Defense contractors have a difficult decision to make in the coming weeks.
Should they go ahead and warn workers they might be laid off if Congress doesn't act by January to avert defense cuts? Or should they hold off on the dire warnings, hoping the defense cuts don't happen?
Last week the White House Office of Management and Budget suggested they do the latter, issuing a memo that said the federal government would cover some employee compensation and litigation costs for contractors that don't issue layoff notices if the cuts actually go into effect.
Republicans, though, say that's a politically-motivated stance and that Congress won't pay those costs.
The issue arises from the "sequestration" cuts.
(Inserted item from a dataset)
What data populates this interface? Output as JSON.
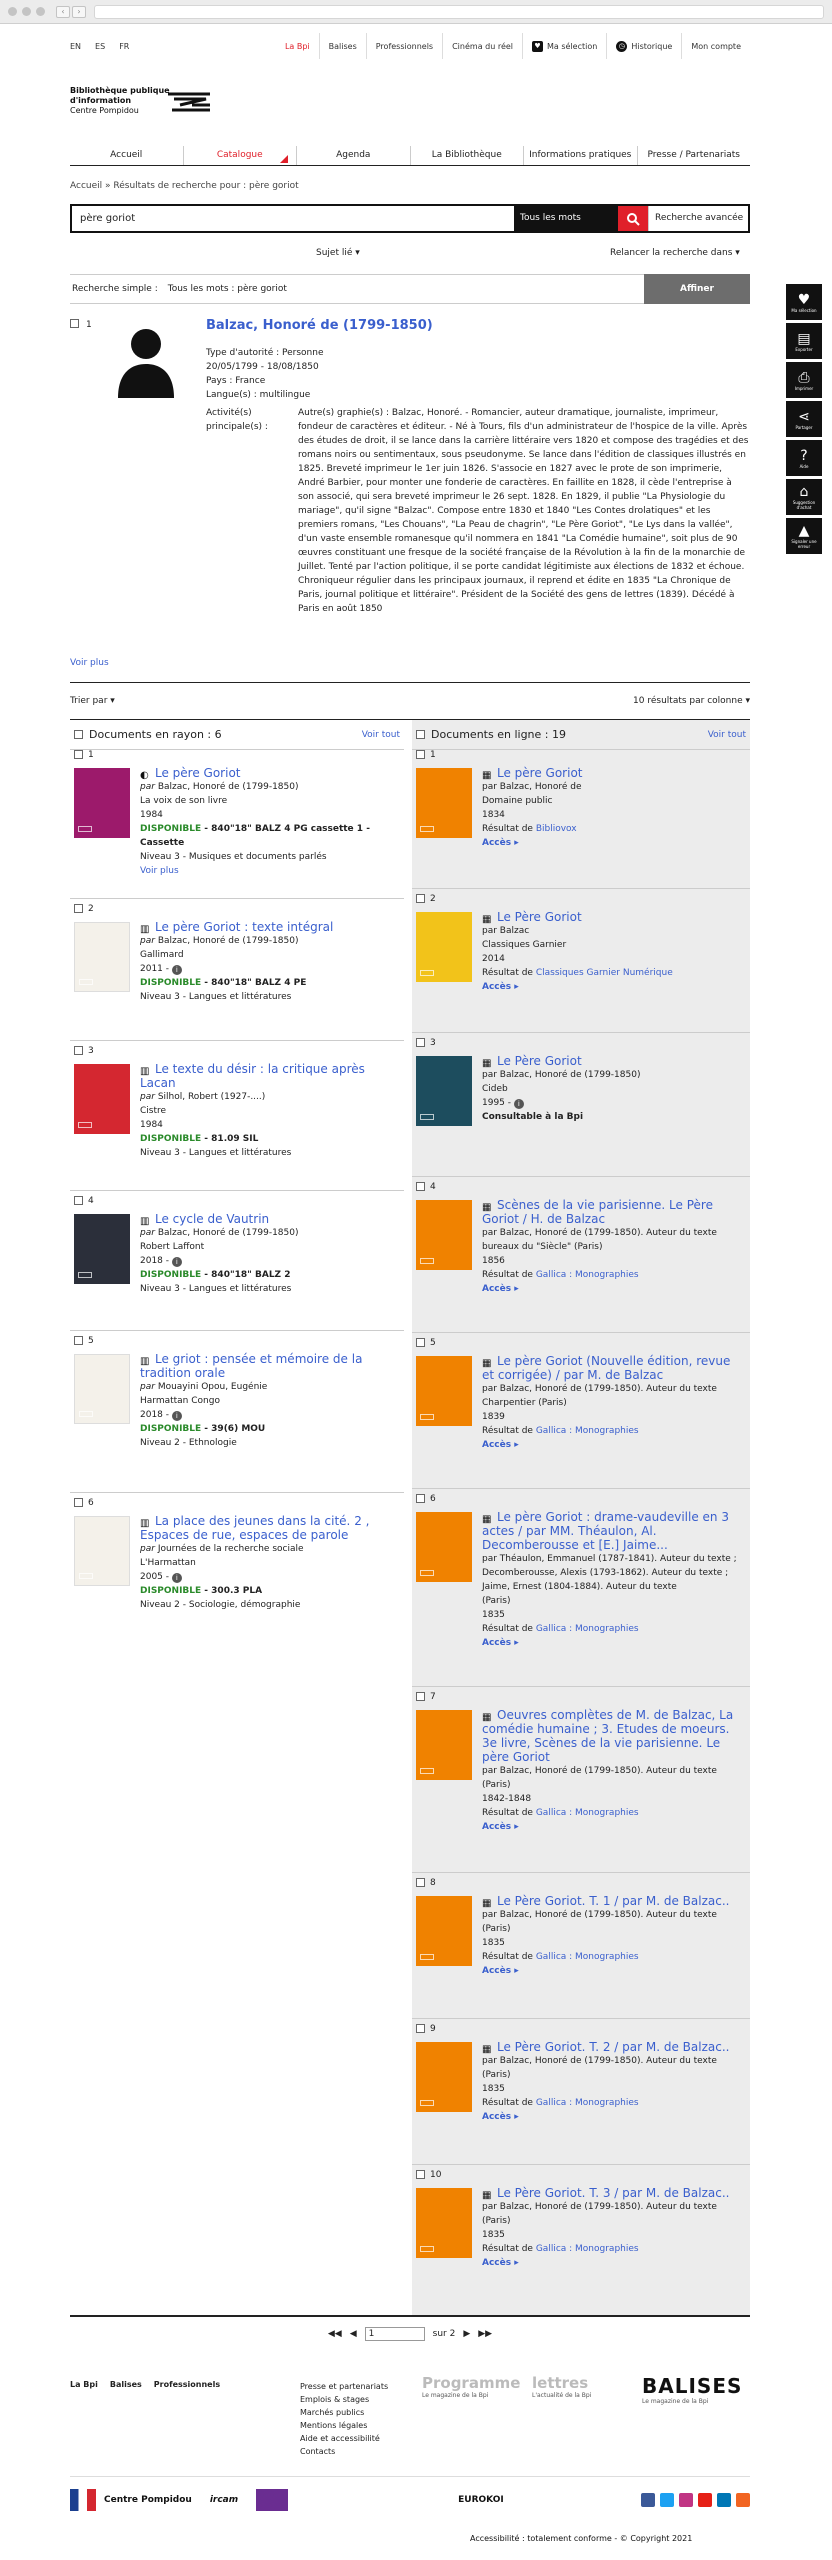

The package of cuts--billions of dollars over ten years, about half of it from defense--was put in place through a bipartisan agreement last summer to avert a debt default. Essentially, lawmakers agreed to put future cuts in place as a threat to encourage the negotiation of a different, less draconian package of spending cuts.
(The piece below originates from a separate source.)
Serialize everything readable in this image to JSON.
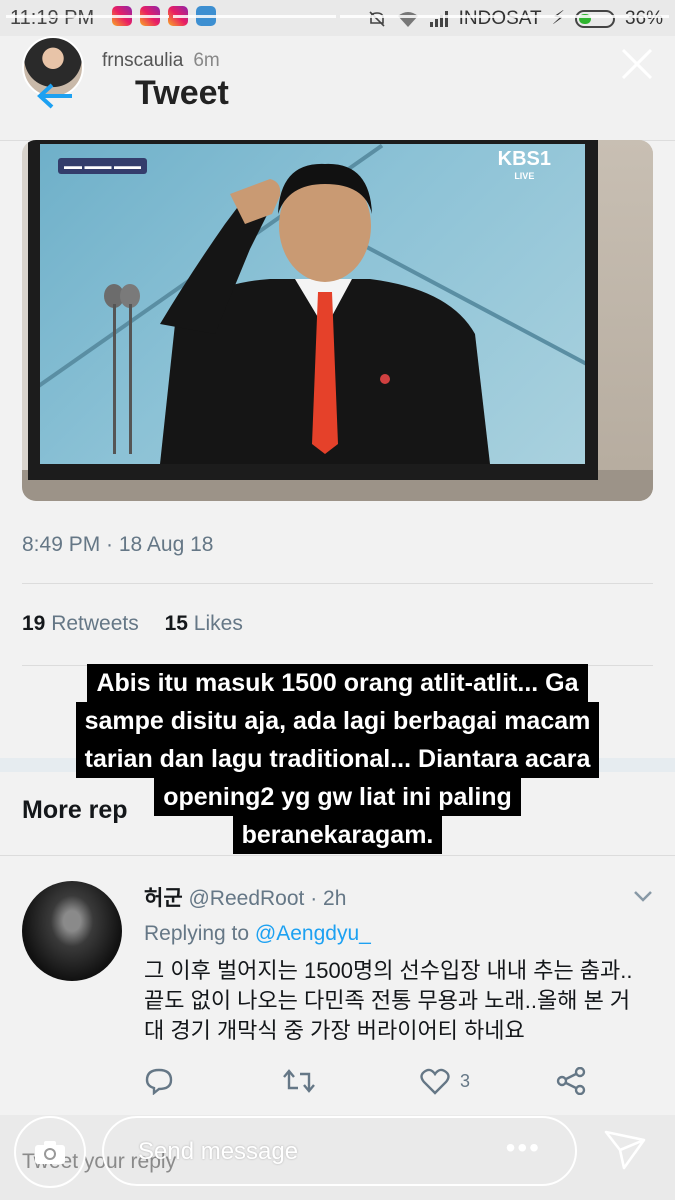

But such negotiations went nowhere, and the sequestration cuts are now due to start on Jan. 2 if Congress doesn't reach an agreement on how to avert them.
Those cuts will have a big impact on government contractors, and studies show that could result in thousands of jobs lost in Virginia, where the Northern Virginia economy especially is heavy on government contracting work.
Under the federal Worker Adjustment and Retraining Notification (WARN) Act, companies with at least 100 employees are required to give written notice to workers that they're going to be laid off at least 60 days before plant closings or mass layoffs, if possible.
For government contractors affected by the potential sequestration cuts, that 60-day window falls right before the presidential election next month.
But sequestration cuts aren't a sure thing-no one in Congress actually wants them to happen. The House of Representatives has passed a couple of bills to avert them, although the Senate has not taken similar action yet.
Given the heightened political atmosphere surrounding the fall elections, some members of Congress have said they doubt Congress will act further on sequestration until after the election, but Congress does have a "lame duck" session after the election in which it could act.